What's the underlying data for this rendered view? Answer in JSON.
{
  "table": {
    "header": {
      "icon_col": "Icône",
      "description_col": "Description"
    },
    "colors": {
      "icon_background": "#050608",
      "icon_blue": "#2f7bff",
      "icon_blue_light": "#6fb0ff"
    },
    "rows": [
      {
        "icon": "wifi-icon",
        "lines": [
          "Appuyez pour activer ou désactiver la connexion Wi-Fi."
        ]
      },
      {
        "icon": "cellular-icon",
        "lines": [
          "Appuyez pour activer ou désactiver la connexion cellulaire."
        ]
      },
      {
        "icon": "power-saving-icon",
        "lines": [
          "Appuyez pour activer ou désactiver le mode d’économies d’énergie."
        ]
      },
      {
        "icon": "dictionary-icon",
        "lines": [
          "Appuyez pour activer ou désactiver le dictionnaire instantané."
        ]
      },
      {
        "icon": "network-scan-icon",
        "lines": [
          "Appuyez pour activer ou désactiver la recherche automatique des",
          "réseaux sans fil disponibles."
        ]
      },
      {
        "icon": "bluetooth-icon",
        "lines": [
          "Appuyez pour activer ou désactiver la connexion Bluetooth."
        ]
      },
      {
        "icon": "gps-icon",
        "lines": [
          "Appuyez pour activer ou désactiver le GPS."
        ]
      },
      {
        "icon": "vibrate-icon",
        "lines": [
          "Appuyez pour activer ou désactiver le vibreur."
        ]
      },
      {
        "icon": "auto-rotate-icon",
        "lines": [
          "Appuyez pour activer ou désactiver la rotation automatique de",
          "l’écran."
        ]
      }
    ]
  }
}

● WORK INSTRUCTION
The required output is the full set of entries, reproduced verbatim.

● FINISHED TASK
What's the underlying data for this rendered view? Answer in JSON.
{
  "table": {
    "header": {
      "icon_col": "Icône",
      "description_col": "Description"
    },
    "colors": {
      "icon_background": "#050608",
      "icon_blue": "#2f7bff",
      "icon_blue_light": "#6fb0ff"
    },
    "rows": [
      {
        "icon": "wifi-icon",
        "lines": [
          "Appuyez pour activer ou désactiver la connexion Wi-Fi."
        ]
      },
      {
        "icon": "cellular-icon",
        "lines": [
          "Appuyez pour activer ou désactiver la connexion cellulaire."
        ]
      },
      {
        "icon": "power-saving-icon",
        "lines": [
          "Appuyez pour activer ou désactiver le mode d’économies d’énergie."
        ]
      },
      {
        "icon": "dictionary-icon",
        "lines": [
          "Appuyez pour activer ou désactiver le dictionnaire instantané."
        ]
      },
      {
        "icon": "network-scan-icon",
        "lines": [
          "Appuyez pour activer ou désactiver la recherche automatique des",
          "réseaux sans fil disponibles."
        ]
      },
      {
        "icon": "bluetooth-icon",
        "lines": [
          "Appuyez pour activer ou désactiver la connexion Bluetooth."
        ]
      },
      {
        "icon": "gps-icon",
        "lines": [
          "Appuyez pour activer ou désactiver le GPS."
        ]
      },
      {
        "icon": "vibrate-icon",
        "lines": [
          "Appuyez pour activer ou désactiver le vibreur."
        ]
      },
      {
        "icon": "auto-rotate-icon",
        "lines": [
          "Appuyez pour activer ou désactiver la rotation automatique de",
          "l’écran."
        ]
      }
    ]
  }
}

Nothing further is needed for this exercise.